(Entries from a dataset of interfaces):
----------
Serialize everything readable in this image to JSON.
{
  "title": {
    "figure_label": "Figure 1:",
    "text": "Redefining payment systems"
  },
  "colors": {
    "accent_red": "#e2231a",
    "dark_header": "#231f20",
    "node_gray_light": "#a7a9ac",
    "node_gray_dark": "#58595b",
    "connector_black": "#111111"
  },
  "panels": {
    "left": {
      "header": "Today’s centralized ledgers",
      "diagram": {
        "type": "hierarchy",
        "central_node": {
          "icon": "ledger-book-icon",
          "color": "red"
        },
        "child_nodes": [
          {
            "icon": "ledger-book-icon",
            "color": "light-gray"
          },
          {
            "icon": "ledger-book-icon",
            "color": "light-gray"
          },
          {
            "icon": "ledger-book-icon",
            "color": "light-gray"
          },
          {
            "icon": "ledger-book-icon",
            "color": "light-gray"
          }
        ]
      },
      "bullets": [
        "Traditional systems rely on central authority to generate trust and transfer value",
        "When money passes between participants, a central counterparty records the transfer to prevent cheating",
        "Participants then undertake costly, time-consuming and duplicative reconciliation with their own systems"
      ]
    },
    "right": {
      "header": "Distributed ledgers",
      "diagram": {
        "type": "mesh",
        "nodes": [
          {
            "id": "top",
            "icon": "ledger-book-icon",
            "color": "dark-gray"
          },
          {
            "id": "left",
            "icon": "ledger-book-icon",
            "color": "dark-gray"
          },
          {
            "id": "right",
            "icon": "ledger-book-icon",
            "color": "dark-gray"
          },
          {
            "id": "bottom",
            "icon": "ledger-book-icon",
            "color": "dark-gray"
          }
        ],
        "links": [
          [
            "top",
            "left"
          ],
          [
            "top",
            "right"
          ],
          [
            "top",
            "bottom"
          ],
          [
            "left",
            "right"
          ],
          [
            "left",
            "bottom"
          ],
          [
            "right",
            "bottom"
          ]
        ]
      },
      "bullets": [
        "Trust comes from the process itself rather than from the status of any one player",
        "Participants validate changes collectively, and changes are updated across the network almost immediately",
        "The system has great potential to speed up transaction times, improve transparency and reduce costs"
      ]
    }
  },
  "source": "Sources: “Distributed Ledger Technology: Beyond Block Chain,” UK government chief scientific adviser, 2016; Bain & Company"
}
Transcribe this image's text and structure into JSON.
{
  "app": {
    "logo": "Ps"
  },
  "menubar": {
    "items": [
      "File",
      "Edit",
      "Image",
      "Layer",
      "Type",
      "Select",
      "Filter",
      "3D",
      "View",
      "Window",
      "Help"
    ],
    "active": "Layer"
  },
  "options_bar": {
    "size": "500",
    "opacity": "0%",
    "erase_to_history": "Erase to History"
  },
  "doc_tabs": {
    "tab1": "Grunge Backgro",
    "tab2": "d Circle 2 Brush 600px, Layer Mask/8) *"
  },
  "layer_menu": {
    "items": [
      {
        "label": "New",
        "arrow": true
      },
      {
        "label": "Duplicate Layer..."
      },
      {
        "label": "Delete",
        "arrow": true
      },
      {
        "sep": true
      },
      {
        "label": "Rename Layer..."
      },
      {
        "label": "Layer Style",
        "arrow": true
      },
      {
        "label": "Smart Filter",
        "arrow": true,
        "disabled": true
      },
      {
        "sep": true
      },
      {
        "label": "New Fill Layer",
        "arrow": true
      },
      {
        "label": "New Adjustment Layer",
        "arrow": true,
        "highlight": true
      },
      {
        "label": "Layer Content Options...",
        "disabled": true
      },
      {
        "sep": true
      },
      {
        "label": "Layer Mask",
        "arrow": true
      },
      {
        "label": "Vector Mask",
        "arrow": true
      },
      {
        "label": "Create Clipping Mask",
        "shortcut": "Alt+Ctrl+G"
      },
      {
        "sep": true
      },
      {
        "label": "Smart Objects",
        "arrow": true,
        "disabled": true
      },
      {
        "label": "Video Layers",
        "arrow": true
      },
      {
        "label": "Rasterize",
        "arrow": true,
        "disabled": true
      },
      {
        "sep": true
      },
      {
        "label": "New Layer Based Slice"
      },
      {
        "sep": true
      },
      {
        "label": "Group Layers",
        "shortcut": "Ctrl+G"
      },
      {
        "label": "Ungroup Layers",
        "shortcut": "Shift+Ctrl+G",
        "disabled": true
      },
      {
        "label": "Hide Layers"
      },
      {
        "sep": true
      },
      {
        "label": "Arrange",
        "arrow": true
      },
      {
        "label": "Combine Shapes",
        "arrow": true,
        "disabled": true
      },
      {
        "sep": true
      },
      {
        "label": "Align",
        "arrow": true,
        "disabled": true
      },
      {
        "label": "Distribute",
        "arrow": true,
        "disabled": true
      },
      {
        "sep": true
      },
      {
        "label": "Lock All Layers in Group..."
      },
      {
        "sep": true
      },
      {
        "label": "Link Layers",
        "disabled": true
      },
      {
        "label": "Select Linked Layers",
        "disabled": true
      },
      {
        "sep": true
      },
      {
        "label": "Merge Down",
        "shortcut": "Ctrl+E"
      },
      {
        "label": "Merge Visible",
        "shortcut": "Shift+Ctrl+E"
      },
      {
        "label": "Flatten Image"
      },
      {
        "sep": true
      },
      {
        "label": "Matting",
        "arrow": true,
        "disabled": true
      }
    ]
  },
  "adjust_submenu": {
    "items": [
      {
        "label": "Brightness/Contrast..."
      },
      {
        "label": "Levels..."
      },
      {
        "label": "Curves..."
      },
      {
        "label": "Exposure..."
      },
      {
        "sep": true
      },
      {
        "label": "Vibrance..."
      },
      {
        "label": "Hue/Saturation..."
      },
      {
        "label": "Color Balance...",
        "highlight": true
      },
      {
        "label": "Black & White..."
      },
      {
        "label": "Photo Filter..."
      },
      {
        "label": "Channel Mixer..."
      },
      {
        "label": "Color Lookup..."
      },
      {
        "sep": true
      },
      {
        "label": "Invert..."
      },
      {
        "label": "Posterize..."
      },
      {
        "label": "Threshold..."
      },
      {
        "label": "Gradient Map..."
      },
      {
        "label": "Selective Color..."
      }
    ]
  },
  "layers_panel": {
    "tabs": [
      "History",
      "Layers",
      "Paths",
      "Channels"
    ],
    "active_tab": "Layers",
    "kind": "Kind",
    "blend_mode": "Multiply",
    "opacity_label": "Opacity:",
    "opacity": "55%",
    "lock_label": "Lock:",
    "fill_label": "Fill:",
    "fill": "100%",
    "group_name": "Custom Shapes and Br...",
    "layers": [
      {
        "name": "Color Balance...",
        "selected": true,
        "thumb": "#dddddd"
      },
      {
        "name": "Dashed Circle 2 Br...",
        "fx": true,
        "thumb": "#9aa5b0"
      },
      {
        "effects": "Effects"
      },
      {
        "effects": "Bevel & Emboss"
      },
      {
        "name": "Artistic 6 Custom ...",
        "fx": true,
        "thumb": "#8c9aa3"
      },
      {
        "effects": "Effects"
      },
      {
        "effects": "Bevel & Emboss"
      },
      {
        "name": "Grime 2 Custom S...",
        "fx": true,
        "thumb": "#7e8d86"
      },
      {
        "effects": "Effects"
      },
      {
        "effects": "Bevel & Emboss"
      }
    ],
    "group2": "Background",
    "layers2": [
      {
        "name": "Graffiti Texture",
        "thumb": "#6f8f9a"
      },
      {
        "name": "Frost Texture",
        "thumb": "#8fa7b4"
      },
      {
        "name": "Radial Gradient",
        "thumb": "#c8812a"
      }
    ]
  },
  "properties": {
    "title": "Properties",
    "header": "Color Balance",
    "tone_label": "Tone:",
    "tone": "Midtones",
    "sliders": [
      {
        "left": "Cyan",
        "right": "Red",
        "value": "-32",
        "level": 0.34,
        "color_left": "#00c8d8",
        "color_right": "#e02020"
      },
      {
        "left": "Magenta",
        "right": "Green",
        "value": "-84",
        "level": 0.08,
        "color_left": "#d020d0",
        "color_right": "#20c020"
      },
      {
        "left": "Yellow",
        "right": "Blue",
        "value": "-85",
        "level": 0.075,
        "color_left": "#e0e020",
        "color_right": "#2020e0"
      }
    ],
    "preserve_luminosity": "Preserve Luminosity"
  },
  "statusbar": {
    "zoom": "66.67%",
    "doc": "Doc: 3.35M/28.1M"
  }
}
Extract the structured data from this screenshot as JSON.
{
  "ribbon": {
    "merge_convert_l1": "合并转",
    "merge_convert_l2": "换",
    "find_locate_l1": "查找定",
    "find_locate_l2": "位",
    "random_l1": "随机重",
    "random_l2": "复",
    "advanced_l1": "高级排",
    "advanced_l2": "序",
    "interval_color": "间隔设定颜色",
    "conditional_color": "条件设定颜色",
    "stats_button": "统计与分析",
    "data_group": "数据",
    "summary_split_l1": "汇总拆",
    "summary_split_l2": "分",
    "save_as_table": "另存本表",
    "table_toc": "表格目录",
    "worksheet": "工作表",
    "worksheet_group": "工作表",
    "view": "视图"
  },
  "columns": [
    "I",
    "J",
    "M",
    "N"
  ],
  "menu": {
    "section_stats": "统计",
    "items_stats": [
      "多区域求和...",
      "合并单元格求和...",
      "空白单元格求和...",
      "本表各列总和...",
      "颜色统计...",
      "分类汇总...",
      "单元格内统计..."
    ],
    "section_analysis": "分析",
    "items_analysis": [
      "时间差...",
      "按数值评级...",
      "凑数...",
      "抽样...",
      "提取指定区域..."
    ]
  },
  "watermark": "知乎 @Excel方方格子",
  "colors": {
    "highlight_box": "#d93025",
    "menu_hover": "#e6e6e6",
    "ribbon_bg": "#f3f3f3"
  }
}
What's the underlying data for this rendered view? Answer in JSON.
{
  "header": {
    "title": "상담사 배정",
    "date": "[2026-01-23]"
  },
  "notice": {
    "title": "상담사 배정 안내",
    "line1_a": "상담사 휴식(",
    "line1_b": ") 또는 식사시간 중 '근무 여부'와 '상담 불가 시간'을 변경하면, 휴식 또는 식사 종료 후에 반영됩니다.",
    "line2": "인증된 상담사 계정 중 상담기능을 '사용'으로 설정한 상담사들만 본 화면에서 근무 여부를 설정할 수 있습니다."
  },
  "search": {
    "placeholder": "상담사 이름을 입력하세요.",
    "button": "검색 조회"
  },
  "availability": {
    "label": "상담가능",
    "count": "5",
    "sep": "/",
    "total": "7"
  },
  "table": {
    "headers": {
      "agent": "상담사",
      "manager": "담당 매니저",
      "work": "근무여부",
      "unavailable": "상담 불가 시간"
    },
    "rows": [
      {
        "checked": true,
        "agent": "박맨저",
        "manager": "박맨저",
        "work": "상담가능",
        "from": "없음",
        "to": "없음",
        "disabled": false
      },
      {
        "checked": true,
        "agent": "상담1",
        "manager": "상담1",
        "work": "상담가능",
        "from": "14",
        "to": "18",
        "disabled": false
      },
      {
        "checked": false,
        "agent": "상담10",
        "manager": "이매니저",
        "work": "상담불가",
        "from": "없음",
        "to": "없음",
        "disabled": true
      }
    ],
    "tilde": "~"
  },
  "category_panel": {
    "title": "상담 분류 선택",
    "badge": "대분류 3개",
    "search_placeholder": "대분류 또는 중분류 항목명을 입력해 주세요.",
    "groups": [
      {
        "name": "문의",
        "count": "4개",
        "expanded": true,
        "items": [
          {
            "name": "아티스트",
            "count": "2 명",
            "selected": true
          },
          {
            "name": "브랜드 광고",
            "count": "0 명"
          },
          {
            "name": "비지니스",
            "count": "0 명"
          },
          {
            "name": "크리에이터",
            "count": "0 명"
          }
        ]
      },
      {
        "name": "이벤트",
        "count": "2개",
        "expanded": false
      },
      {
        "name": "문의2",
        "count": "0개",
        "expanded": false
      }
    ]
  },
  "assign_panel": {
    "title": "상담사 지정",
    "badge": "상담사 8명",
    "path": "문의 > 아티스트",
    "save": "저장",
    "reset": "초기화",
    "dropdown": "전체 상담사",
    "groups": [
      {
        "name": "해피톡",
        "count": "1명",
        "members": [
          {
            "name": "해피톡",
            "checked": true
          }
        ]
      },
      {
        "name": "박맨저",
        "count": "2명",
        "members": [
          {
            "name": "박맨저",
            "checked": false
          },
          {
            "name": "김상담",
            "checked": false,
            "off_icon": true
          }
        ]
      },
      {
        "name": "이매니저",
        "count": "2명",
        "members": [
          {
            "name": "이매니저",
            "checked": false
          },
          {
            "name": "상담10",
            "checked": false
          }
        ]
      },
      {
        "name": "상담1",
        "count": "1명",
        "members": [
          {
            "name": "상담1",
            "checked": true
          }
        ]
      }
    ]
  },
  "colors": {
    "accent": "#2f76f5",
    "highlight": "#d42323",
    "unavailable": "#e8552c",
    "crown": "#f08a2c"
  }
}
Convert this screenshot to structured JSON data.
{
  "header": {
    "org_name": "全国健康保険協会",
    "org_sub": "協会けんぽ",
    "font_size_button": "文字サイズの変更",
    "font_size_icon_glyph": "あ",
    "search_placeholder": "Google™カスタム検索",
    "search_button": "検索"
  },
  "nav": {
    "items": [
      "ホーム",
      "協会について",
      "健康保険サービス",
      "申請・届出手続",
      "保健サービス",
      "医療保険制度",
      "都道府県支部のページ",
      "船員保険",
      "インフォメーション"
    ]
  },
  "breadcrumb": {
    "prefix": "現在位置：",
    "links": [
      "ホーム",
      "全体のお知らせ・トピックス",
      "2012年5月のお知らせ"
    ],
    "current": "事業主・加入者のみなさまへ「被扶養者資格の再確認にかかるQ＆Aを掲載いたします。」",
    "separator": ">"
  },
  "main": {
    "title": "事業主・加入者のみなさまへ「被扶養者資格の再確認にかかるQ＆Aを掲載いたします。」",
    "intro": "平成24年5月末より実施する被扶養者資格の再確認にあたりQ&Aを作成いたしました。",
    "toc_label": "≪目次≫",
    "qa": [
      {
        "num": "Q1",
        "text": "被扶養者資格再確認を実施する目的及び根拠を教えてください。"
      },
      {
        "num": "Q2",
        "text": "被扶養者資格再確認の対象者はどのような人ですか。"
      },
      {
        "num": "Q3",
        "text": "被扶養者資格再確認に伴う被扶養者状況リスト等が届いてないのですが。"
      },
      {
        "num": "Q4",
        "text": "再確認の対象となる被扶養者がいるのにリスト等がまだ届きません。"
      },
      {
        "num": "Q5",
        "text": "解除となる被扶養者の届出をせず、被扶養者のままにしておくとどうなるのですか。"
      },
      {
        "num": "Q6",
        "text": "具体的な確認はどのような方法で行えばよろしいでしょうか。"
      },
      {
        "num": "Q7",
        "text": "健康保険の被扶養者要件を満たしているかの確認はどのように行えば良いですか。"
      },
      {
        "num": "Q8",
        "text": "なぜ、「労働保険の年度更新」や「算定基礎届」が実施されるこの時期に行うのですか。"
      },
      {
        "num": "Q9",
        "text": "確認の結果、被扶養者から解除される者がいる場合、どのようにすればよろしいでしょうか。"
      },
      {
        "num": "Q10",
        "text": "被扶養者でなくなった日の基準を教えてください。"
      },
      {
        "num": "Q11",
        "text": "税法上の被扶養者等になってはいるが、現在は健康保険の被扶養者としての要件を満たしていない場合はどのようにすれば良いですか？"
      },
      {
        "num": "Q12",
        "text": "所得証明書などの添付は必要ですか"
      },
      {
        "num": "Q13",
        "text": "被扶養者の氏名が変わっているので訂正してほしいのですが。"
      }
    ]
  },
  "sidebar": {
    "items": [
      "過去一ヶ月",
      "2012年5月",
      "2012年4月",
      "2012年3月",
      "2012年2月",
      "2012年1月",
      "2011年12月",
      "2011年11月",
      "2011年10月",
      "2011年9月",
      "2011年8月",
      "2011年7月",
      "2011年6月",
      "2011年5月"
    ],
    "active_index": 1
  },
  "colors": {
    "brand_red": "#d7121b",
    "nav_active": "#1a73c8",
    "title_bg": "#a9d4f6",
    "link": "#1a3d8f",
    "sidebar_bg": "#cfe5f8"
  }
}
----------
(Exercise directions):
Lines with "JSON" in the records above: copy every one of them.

(Problem solution):
Serialize everything readable in this image to JSON.
Transcribe this image's text and structure into JSON.
Extract the structured data from this screenshot as JSON.
What's the underlying data for this rendered view? Answer in JSON.
Convert this screenshot to structured JSON data.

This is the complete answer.